Bethesda Has Lost Their Touch
I’m sure there will be those of you who come to this article and already don’t like my opinion on this. But before you take out your torches and pitchforks, let me explain my thoughts on it. After that, you can skewer me as much as you like.
In more recent history, Bethesda has been declining in terms of game quality. While their older games did have glitches, as they tend to, it seems they’re losing interest or ambition for their game series’. A good example of this would be the most recent flop for the Fallout series. To explain the issues, I need to go back to the late 90’s for a moment.
In 1997, Interplay Entertainment released Fallout: A Post Nuclear Role Playing Game. It was an isometric RPG with turn-based combat and deep lore hidden in each interaction. It was well received and a sequel came out in 1998 that upped the difficulty and continued building its world, along with making some memorable jokes that Obsidian (known as Black Isle back then) is still known for today.
Flash forward ten years, and you see Bethesda’s first romp into Interplay’s world with Fallout 3. This is the one most modern fans would have played first and it was also the first to take place on the American East Coast.
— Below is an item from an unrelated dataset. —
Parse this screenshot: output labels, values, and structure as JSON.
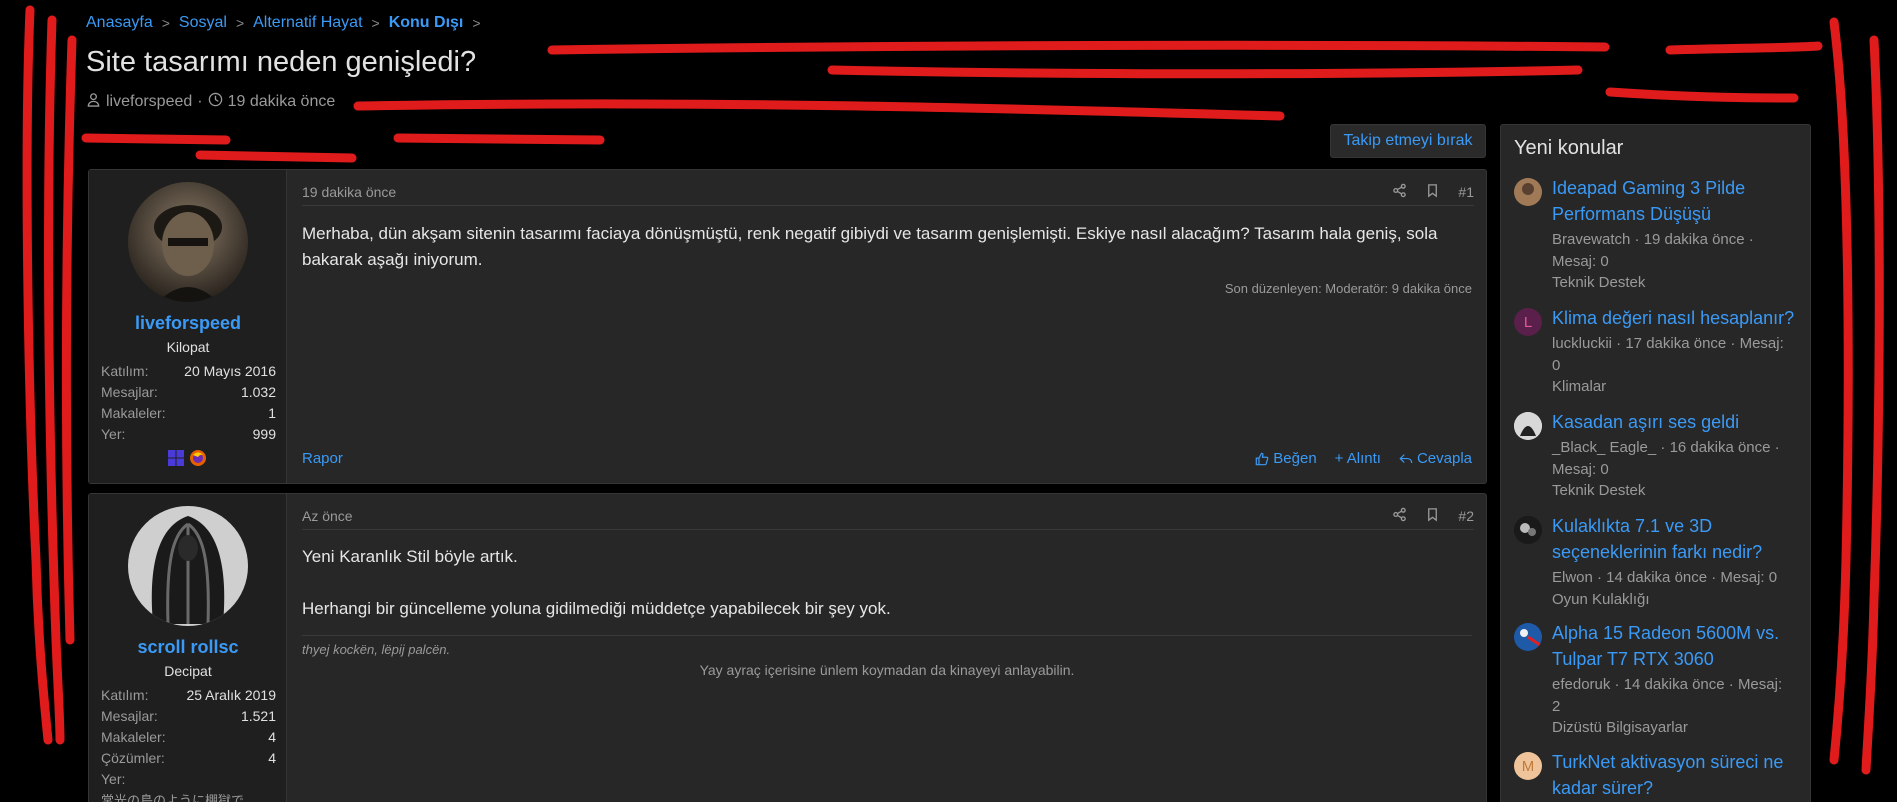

This game, while consistent with past games, didn’t build much for the world itself and was mostly just a bare-bones sequel in Bethesda’s style of RPG. It’s not a bad game by far, but dialogue wasn’t as deep and the stats and perks didn’t make as strong of an impact. Even traits were gone in it. This made the once-vast character creation into a less focused ordeal, often leading to much similar play styles.
In 2011, Obsidian released Fallout: New Vegas to the world, once again showing their expertise in the series, as they created it. The game took a lot from Interplay’s failed Fallout 3, known now as project Van Buren. The game renewed the deep character creation and didn’t focus heavily on previous villains. Instead, it introduced new antagonists and had a more classic Fallout feel with its world, once again expanding the lore of the West Coast. The way this game is still praised today is an example that Obsidian did a far better job pleasing fans than Bethesda did three years earlier.
Then we come to 2015 with Fallout 4, where an even more watered down system was introduced. The dialogue became simple emotion responses, perks were the only character builder past the initial SPECIAL choices, and the story was mostly a rehash from Fallout 3, but with a grander scope. It’s not a bad shooter with very light RPG mechanics, but it isn’t good as an entry in the Fallout series. It doesn’t add much, other than actually putting in references to the first two games.
Last but not least, we have Fallout 76, which released in 2018 to a resounding “meh”. The game was bare, the mechanics weren’t fleshed out well, and there wasn’t much to do. With time, different things have been added in through DLC, including NPCs. However, the game also ruins the lore of the first games, as it still has the Brotherhood of Steel present and accounted for only 20 years after the bombs fell, in which case even if they were out and about, they would be on the west coast still, as they didn’t travel outside of California that soon. It’s not a good Fallout game. It’s a glorified fanfiction, which could have been good, but has only been a train wreck ever since its release. Bethesda hasn’t even listened to fans very much in the aftermath of its failed launch. It’s sad to see and shows an unwillingness to open up to the fans.
But you see, Fallout isn’t the only series they have problems with. Even with their own original Elder Scrolls series, things have gotten progressively less inspired. The series is a shell of its former self. It has garnered praise with an accessibility for its more sandbox style Skyrim, as opposed to the RPG epic that was Morrowind, or even Oblivion.
The latter two games had more in-depth systems of character builds and abilities and while it restricted players from certain abilities depending on stats, that added to replay value, and is more in line with classic RPGs like Dungeons & Dragons. Skyrim is a game meant for the mass public. Its design oozes with a sense of accessibility to any audience. Because of that, the old design was scrapped for one where you could be anything you like, and do everything in the world on your first character. The game is good as an open world sandbox, but not as an RPG. Bethesda put their long-time fans on the back burner for the chance to garner a wider audience. That isn’t a problem per say, but it is a let down for those who really enjoyed the in-depth builds of old.
To make a long story short, I think Bethesda needs to cater to fans more than the mass public. Their games did massively well beforehand without watering anything down, so they should have never compromised. However, with titles like Elder Scrolls Blades and Fallout 76, I think it’s fair to assume they don’t care about their fans. They just do what’s going to make them more money, which really makes them a lifeless, uninteresting game developer. Until the day they regain their flame and passion, I suppose ID Software will have to carry them on good reviews.
Stay safe out there, everyone. And if you want to burn me to the ground for this article, now’s your moment.